In the waning days of a tight presidential election, Christie kept the love for Obama coming during an interview on NBC, saying, “The president has been outstanding in this."
When the anchors on “Fox and Friends” asked him about the race he refused to get involved in the fray.
“I have no idea, nor am I the least bit concerned or interested," Christie said. "I have got a job to do here in New Jersey that is much bigger than presidential politics. And I could care less about any of that stuff. I have a job to do.
“If you think right now I give a damn about presidential politics, then you don't know me.”
There’s no shortage of pundits to expect that last statement to change, and quick. Statistician and New York Times blogger Nate Silver gave Obama a 91.4 percent chance to win the Electoral College on the night before the election. It was a controversial prediction, but if it rings true and Obama serves for four more years, the expectation is Christie will run in 2016.
It’s also possible that he’s jumped ship from what could be a sinking Romney campaign. After months of being one of the candidate's biggest supporters, Christie reportedly refused to join Romney at a campaign event in Morrisville, Pa., a short distance from his Statehouse in Trenton. While the GOP candidate thanked Christie for working so hard for his constituents, other were less forgiving.
“You can’t tell me he couldn’t have gone over there for a night rally,” a source inside the Romney campaign told the Huffington Post.

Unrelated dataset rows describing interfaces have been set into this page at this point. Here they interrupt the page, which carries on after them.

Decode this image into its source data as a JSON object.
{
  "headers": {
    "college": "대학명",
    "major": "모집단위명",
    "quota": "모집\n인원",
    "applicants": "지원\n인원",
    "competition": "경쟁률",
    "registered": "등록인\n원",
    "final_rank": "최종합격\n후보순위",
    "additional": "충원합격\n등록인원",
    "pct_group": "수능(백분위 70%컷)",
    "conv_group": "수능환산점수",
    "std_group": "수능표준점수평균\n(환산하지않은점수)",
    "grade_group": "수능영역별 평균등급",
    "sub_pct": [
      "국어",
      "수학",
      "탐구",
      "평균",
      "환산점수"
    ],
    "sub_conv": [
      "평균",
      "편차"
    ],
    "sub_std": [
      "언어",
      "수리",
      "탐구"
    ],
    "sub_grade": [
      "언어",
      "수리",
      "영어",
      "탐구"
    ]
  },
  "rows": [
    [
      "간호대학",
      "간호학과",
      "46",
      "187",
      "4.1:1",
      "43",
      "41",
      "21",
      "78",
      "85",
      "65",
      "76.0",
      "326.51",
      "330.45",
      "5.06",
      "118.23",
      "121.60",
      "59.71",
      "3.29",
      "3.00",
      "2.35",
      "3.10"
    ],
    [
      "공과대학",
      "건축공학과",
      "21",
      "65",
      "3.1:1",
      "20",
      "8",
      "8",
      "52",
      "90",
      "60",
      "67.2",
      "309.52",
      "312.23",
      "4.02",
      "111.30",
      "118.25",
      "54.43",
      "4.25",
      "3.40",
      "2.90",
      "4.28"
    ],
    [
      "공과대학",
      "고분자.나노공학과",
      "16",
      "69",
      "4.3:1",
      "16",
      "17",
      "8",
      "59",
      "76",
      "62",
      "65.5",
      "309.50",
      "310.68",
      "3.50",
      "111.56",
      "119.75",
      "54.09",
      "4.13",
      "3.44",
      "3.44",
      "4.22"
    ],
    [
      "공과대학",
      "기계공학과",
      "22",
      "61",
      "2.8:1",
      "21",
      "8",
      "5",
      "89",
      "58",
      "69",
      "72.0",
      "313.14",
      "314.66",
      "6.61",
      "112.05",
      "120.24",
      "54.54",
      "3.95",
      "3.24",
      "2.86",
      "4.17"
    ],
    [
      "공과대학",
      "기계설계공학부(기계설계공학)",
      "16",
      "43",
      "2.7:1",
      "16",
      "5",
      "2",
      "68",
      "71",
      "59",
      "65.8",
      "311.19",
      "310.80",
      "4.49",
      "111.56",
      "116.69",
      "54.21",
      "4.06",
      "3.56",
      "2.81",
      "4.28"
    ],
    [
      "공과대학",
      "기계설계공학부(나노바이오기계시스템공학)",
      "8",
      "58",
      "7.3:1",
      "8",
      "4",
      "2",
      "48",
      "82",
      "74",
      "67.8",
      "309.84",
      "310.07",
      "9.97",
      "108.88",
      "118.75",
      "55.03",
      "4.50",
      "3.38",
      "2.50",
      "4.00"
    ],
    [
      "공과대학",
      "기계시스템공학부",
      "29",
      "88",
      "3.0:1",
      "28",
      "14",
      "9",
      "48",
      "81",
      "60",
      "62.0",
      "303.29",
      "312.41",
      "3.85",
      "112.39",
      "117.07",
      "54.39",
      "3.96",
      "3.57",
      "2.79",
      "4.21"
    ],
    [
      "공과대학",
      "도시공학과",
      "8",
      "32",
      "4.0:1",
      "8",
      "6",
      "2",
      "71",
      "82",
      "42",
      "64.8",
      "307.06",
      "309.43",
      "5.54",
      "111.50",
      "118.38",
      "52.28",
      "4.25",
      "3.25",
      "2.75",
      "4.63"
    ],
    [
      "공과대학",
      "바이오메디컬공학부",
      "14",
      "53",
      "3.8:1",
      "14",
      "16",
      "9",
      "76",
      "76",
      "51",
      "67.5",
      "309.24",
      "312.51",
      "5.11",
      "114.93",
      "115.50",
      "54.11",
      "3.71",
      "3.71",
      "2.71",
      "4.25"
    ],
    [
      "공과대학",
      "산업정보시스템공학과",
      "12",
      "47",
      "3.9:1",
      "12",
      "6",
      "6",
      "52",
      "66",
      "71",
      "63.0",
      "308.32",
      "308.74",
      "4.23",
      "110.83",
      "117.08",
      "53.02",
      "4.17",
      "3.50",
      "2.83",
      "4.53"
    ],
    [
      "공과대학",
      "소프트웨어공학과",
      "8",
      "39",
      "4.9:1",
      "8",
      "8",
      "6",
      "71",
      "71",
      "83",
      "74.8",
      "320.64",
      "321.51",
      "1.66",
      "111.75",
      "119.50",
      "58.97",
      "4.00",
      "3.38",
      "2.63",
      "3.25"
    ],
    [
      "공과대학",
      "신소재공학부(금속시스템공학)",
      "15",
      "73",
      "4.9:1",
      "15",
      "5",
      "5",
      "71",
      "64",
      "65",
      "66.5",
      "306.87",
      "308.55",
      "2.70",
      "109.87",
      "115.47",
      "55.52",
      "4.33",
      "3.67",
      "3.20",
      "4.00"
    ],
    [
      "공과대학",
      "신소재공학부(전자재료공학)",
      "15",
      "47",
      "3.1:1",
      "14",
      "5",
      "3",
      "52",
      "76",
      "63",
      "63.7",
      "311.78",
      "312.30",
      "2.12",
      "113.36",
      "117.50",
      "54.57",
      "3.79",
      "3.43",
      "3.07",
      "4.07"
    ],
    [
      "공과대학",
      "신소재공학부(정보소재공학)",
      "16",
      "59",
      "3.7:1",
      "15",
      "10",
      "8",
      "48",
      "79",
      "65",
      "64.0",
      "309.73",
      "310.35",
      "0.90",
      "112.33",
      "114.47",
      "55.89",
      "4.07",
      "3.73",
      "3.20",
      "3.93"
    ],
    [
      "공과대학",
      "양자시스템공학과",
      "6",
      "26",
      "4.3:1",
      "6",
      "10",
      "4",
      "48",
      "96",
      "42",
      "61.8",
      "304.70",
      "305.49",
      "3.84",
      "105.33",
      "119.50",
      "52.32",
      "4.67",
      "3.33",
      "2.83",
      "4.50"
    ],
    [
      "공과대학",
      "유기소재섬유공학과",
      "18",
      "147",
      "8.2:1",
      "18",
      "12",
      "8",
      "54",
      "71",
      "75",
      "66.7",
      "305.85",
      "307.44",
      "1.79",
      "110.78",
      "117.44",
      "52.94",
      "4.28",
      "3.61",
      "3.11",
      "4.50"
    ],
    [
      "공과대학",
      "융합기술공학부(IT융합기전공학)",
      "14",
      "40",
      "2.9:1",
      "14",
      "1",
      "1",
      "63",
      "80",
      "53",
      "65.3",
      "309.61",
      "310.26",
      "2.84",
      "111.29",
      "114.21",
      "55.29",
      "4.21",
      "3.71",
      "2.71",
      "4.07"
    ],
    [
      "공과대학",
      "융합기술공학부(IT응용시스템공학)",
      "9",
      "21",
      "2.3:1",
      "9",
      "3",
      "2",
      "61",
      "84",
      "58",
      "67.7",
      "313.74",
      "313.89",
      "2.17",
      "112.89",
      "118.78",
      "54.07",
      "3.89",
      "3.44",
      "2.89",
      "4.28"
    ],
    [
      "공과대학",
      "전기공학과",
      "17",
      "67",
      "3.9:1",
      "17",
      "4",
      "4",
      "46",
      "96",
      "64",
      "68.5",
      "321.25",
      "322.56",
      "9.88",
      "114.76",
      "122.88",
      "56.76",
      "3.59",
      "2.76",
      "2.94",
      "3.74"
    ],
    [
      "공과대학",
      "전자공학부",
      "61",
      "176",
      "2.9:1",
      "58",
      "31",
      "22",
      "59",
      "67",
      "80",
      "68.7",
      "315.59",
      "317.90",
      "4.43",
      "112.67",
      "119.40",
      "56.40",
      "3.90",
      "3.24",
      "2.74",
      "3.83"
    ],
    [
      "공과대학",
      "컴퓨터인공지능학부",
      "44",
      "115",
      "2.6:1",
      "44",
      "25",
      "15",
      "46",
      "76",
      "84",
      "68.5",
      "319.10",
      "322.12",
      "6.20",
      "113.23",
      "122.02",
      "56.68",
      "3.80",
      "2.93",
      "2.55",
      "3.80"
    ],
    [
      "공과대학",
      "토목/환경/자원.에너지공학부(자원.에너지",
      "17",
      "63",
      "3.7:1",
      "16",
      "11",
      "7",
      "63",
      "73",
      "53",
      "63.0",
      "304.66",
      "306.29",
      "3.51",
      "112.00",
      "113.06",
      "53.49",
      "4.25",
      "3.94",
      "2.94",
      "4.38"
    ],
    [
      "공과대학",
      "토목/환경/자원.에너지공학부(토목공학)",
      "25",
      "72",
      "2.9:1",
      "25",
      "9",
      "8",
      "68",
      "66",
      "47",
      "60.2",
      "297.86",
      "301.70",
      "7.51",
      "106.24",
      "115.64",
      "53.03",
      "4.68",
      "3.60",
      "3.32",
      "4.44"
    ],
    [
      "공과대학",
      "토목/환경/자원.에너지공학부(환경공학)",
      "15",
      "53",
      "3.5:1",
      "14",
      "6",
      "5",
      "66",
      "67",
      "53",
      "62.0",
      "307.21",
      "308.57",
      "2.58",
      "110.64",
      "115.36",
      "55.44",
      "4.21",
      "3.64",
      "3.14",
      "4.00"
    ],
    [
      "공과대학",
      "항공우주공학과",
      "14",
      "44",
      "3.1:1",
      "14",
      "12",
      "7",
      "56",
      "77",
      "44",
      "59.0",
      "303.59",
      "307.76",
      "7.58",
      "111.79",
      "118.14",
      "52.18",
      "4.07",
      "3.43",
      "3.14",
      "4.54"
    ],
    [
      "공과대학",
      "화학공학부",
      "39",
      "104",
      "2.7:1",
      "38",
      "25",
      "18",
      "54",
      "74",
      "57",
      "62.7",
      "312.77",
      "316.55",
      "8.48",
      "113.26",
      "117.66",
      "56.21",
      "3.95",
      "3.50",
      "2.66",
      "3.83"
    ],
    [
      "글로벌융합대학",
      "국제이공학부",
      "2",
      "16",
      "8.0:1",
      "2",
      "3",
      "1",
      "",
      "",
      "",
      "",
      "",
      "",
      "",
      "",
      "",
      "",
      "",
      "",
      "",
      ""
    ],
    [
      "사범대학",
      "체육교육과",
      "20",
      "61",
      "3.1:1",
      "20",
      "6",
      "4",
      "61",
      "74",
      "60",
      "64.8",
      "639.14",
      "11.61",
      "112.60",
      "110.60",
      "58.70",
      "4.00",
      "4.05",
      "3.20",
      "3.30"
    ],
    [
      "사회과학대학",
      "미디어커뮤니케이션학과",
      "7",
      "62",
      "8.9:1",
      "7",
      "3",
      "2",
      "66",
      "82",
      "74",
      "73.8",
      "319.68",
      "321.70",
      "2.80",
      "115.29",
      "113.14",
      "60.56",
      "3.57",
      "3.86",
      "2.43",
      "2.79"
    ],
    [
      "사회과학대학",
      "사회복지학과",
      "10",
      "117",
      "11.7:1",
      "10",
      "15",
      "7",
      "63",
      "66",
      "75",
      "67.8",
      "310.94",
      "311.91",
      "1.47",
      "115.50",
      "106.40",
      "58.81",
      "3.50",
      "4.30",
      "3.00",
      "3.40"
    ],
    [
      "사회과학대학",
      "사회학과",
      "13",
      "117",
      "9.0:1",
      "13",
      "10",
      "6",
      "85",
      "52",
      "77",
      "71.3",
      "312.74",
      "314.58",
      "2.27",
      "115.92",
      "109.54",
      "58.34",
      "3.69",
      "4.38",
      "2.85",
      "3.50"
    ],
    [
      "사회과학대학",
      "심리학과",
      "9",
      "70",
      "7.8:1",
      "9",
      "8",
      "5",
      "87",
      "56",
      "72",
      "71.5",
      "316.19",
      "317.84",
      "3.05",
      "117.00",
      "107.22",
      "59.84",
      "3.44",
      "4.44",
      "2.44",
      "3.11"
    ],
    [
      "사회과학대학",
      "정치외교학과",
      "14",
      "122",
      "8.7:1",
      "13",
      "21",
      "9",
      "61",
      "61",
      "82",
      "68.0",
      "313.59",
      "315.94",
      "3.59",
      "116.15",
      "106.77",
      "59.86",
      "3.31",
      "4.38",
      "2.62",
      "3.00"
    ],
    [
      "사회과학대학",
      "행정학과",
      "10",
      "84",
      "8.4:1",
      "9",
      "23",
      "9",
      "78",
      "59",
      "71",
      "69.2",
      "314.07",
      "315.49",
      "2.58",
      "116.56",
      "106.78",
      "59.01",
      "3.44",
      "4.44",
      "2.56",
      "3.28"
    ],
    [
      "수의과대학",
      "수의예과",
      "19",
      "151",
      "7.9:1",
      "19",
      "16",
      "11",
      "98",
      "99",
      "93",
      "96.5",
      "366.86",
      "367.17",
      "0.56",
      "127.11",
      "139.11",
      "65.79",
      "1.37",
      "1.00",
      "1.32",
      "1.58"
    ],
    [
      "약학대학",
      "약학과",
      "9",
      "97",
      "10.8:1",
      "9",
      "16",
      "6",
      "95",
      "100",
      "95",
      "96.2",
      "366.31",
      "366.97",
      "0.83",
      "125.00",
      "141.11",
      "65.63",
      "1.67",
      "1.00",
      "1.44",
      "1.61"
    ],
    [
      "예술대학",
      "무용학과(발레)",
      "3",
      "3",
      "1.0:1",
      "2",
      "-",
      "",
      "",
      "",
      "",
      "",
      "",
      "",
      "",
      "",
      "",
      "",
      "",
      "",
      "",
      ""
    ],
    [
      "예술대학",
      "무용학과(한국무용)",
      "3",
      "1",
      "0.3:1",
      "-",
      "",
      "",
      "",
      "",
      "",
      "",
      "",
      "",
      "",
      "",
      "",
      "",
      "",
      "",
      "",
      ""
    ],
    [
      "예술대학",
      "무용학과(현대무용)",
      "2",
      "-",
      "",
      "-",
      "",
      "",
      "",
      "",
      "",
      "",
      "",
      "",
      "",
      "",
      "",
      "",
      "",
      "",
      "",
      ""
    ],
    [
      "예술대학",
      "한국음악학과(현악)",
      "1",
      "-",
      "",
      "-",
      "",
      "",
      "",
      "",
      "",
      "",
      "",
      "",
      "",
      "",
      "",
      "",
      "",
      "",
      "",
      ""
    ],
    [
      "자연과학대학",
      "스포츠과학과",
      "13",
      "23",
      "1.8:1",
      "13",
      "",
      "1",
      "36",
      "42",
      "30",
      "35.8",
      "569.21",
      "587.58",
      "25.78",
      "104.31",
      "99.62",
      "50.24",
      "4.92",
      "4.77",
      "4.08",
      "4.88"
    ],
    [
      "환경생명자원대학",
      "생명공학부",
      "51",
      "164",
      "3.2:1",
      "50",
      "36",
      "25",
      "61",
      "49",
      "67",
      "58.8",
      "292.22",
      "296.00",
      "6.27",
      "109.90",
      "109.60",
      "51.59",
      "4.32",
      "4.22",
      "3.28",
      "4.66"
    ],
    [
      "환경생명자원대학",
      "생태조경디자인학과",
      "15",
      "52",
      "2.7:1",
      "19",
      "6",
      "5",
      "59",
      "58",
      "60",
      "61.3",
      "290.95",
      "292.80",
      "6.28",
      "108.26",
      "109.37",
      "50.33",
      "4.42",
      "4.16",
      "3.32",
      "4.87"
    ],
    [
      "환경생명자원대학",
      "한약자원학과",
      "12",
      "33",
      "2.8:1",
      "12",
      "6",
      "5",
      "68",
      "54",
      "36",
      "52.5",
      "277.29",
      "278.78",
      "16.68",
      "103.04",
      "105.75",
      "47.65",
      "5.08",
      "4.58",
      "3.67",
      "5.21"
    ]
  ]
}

There’s also the recent report that Christie was among the final choices for Republican vice presidential candidates but was ruled out because strategists thought his aggressive persona would outshine Romney. If Obama wins again, though, Christie’s blunt persona could be exactly what the Republicans will be in the market for.